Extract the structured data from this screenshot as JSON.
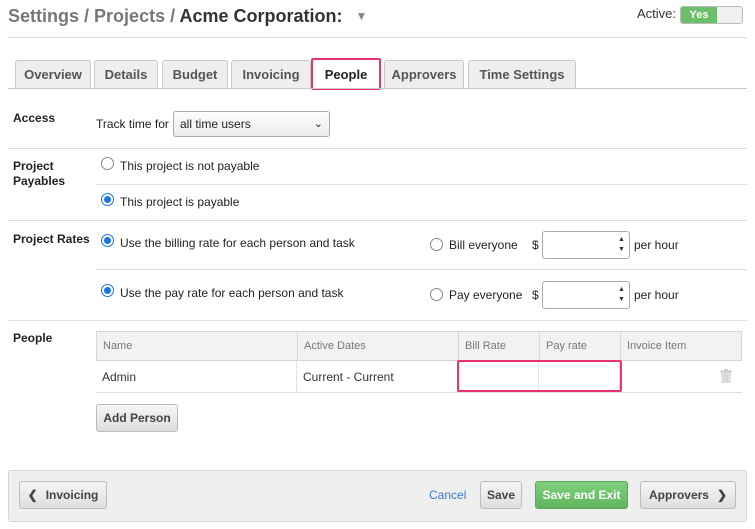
{
  "header": {
    "crumb_settings": "Settings",
    "crumb_projects": "Projects",
    "project_name": "Acme Corporation:",
    "active_label": "Active:",
    "active_toggle": "Yes"
  },
  "tabs": [
    {
      "label": "Overview"
    },
    {
      "label": "Details"
    },
    {
      "label": "Budget"
    },
    {
      "label": "Invoicing"
    },
    {
      "label": "People"
    },
    {
      "label": "Approvers"
    },
    {
      "label": "Time Settings"
    }
  ],
  "active_tab": "People",
  "access": {
    "label": "Access",
    "track_time_label": "Track time for",
    "track_time_value": "all time users"
  },
  "payables": {
    "label": "Project Payables",
    "option_not_payable": "This project is not payable",
    "option_payable": "This project is payable",
    "selected": "This project is payable"
  },
  "rates": {
    "label": "Project Rates",
    "billing_option": "Use the billing rate for each person and task",
    "pay_option": "Use the pay rate for each person and task",
    "bill_everyone": "Bill everyone",
    "pay_everyone": "Pay everyone",
    "currency": "$",
    "per_hour": "per hour",
    "bill_value": "",
    "pay_value": ""
  },
  "people": {
    "label": "People",
    "columns": [
      "Name",
      "Active Dates",
      "Bill Rate",
      "Pay rate",
      "Invoice Item"
    ],
    "rows": [
      {
        "name": "Admin",
        "active_dates": "Current - Current",
        "bill_rate": "",
        "pay_rate": "",
        "invoice_item": ""
      }
    ],
    "add_person": "Add Person"
  },
  "footer": {
    "back_label": "Invoicing",
    "cancel": "Cancel",
    "save": "Save",
    "save_exit": "Save and Exit",
    "next_label": "Approvers"
  },
  "colors": {
    "highlight": "#e8336b",
    "toggle_green": "#6cbf6a",
    "save_exit_green": "#5fb65c",
    "link_blue": "#3a7bd5",
    "radio_blue": "#1a73e8"
  }
}
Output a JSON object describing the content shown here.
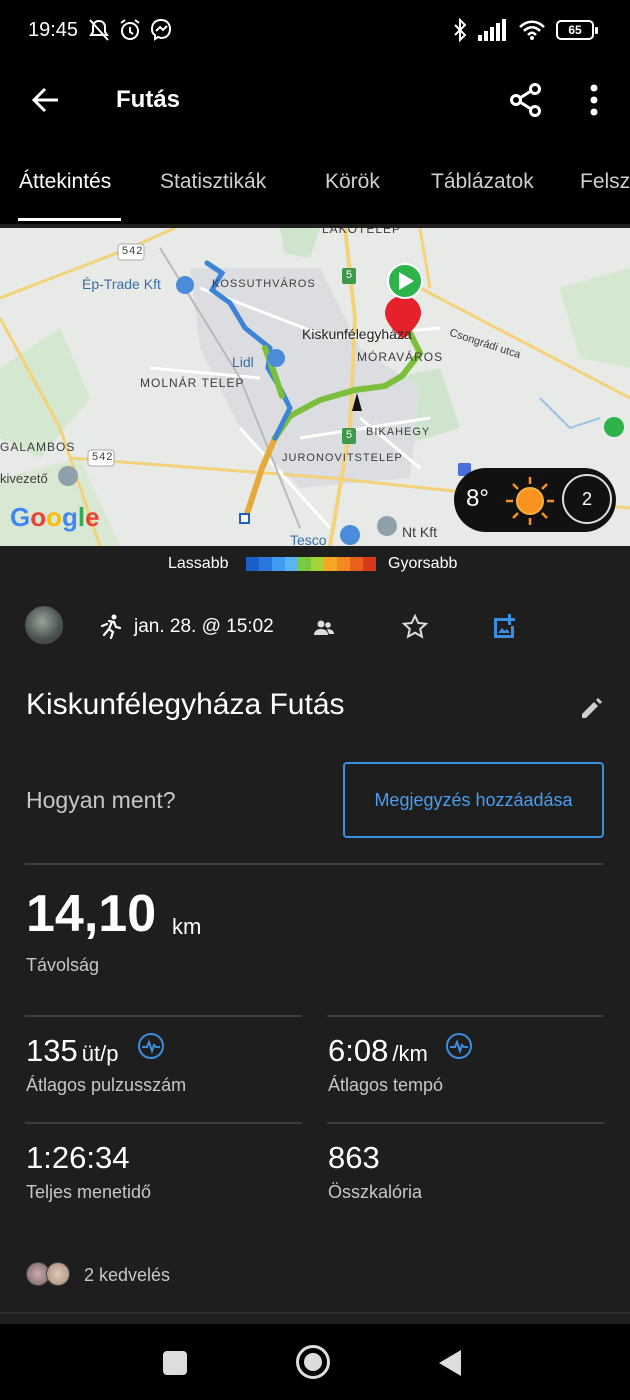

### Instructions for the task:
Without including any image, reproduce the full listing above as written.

### Answer to this exercise:
Extract the structured data from this screenshot as JSON.
{
  "header": {
    "crumb_settings": "Settings",
    "crumb_projects": "Projects",
    "project_name": "Acme Corporation:",
    "active_label": "Active:",
    "active_toggle": "Yes"
  },
  "tabs": [
    {
      "label": "Overview"
    },
    {
      "label": "Details"
    },
    {
      "label": "Budget"
    },
    {
      "label": "Invoicing"
    },
    {
      "label": "People"
    },
    {
      "label": "Approvers"
    },
    {
      "label": "Time Settings"
    }
  ],
  "active_tab": "People",
  "access": {
    "label": "Access",
    "track_time_label": "Track time for",
    "track_time_value": "all time users"
  },
  "payables": {
    "label": "Project Payables",
    "option_not_payable": "This project is not payable",
    "option_payable": "This project is payable",
    "selected": "This project is payable"
  },
  "rates": {
    "label": "Project Rates",
    "billing_option": "Use the billing rate for each person and task",
    "pay_option": "Use the pay rate for each person and task",
    "bill_everyone": "Bill everyone",
    "pay_everyone": "Pay everyone",
    "currency": "$",
    "per_hour": "per hour",
    "bill_value": "",
    "pay_value": ""
  },
  "people": {
    "label": "People",
    "columns": [
      "Name",
      "Active Dates",
      "Bill Rate",
      "Pay rate",
      "Invoice Item"
    ],
    "rows": [
      {
        "name": "Admin",
        "active_dates": "Current - Current",
        "bill_rate": "",
        "pay_rate": "",
        "invoice_item": ""
      }
    ],
    "add_person": "Add Person"
  },
  "footer": {
    "back_label": "Invoicing",
    "cancel": "Cancel",
    "save": "Save",
    "save_exit": "Save and Exit",
    "next_label": "Approvers"
  },
  "colors": {
    "highlight": "#e8336b",
    "toggle_green": "#6cbf6a",
    "save_exit_green": "#5fb65c",
    "link_blue": "#3a7bd5",
    "radio_blue": "#1a73e8"
  }
}
Output a JSON object describing the content shown here.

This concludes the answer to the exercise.